DIRECTIONS FOR THIS TASK →
Some lines in the data below hold the string "Next". Report how many, as a bare number.
····················
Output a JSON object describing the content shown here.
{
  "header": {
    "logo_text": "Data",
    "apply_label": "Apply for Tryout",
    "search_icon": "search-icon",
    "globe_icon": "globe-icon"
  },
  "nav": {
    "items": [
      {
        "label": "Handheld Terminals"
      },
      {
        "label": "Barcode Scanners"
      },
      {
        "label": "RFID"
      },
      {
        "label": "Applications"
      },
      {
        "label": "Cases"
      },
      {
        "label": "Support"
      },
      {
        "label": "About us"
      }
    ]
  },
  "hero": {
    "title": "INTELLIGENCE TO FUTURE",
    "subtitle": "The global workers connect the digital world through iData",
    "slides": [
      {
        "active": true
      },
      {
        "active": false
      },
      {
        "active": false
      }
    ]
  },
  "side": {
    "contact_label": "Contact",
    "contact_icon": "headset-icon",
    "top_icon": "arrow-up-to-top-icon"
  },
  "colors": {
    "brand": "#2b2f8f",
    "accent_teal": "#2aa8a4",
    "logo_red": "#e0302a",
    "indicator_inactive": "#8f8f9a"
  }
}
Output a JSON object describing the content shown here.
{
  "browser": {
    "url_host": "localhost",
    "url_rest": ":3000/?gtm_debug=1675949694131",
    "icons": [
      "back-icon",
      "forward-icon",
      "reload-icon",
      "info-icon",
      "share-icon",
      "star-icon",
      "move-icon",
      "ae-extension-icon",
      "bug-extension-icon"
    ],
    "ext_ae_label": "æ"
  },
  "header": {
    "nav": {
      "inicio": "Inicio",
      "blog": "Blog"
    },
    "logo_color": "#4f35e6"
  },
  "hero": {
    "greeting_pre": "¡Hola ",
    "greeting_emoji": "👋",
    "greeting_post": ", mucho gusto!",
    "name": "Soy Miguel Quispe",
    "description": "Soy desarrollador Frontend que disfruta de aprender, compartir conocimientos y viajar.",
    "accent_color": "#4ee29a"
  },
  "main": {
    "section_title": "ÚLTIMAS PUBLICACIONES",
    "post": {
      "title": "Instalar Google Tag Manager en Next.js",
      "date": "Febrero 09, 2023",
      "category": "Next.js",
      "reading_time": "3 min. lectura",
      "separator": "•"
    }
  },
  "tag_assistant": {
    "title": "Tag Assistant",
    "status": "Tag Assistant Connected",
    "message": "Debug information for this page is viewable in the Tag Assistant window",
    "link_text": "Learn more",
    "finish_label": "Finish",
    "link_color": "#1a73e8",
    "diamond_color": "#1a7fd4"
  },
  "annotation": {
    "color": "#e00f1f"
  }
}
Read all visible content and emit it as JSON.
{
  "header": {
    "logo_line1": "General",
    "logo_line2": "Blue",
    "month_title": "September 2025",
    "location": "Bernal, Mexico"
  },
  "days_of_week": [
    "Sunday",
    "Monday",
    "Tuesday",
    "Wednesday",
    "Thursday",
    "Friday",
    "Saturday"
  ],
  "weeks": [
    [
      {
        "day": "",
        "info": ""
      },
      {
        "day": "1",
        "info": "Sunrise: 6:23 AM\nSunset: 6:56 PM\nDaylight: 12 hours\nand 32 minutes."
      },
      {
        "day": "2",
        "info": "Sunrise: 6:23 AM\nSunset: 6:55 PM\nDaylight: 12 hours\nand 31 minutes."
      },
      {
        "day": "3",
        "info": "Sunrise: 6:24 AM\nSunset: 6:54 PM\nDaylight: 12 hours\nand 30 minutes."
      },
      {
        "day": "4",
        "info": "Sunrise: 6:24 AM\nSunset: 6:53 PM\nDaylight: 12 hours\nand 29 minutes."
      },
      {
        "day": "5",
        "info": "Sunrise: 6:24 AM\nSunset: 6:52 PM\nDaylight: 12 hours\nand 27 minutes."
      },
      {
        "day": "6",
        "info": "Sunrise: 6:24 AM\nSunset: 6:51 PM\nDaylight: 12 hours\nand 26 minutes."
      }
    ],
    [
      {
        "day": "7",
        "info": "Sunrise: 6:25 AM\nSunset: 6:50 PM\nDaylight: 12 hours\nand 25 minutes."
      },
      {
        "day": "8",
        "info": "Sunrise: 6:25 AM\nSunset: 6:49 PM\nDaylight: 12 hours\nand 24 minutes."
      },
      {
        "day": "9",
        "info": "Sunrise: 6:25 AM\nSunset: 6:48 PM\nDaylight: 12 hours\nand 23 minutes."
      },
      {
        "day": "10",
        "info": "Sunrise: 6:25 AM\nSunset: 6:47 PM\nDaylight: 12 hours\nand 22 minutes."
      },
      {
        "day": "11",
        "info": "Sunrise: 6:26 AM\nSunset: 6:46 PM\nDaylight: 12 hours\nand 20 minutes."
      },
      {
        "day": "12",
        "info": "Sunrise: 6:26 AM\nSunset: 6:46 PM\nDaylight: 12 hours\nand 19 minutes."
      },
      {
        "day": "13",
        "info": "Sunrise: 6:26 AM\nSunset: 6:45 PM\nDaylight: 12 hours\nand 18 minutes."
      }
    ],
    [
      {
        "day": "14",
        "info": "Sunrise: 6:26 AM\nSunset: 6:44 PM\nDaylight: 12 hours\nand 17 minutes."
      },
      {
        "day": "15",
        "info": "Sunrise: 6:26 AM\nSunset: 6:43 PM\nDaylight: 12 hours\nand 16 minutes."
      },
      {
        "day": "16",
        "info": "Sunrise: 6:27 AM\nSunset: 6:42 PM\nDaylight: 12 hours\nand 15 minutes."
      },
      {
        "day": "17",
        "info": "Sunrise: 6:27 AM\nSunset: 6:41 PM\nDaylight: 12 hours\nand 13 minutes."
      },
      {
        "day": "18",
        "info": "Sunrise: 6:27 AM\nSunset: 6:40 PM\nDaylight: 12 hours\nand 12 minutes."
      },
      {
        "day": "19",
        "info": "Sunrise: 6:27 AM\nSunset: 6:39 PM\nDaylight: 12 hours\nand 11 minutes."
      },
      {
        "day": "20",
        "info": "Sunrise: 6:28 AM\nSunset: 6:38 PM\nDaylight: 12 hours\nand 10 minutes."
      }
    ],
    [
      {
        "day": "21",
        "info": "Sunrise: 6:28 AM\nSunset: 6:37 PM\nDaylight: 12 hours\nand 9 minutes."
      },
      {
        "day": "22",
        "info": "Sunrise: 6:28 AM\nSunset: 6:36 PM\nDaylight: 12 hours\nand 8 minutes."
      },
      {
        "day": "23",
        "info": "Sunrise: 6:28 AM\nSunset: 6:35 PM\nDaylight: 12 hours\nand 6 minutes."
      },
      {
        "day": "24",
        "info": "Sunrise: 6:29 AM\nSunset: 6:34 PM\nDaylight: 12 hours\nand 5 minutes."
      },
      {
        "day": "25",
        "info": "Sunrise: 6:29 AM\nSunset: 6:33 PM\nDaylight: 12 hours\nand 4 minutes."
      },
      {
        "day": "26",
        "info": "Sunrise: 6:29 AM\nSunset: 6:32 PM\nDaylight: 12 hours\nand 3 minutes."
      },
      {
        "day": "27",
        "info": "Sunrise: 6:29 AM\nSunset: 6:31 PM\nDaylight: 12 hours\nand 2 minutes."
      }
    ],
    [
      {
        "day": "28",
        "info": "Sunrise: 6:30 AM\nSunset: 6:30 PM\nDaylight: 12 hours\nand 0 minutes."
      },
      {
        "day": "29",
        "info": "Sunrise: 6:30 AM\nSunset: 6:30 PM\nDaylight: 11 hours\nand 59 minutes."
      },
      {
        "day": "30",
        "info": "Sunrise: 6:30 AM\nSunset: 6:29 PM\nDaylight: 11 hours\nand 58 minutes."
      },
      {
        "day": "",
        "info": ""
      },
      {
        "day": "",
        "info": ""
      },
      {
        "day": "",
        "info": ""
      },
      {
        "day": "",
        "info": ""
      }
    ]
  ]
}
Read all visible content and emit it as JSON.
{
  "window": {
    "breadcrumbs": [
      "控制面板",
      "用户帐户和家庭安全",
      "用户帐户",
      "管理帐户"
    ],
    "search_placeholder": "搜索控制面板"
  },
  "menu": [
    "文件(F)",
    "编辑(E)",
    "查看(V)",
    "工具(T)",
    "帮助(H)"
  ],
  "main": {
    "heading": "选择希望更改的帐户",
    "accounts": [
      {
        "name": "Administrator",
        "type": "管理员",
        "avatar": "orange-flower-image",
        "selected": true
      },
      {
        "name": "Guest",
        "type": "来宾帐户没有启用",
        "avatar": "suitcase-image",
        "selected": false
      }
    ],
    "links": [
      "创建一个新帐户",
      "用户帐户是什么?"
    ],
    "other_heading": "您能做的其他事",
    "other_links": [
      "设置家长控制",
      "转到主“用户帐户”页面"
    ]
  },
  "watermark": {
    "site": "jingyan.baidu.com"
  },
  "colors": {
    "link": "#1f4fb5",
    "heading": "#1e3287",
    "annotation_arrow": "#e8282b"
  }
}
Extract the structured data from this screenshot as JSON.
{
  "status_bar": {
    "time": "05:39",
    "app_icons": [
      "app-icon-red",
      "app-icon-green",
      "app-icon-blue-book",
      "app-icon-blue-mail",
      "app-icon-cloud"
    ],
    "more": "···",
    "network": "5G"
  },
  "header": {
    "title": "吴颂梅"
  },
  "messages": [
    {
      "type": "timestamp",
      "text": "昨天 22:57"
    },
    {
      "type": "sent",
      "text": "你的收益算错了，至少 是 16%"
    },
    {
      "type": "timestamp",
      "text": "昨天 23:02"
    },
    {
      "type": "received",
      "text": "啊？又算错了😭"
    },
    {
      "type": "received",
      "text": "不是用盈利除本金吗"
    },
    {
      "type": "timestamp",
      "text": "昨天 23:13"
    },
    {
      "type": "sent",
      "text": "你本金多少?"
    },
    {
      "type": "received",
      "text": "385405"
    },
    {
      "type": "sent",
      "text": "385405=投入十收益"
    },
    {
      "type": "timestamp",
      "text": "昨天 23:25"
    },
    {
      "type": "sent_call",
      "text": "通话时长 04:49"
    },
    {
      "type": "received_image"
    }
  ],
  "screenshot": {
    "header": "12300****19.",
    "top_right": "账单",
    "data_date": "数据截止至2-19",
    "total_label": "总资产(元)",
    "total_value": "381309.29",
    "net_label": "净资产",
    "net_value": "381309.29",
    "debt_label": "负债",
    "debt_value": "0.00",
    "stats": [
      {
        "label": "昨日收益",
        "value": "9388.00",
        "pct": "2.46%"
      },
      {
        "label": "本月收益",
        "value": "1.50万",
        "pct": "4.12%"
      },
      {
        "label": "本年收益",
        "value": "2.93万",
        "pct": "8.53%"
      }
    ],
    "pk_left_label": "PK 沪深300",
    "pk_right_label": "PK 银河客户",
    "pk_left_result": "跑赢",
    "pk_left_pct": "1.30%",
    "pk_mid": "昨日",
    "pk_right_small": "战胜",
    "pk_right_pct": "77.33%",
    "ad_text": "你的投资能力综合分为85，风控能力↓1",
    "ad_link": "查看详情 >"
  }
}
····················
WRITTEN ANSWER →
2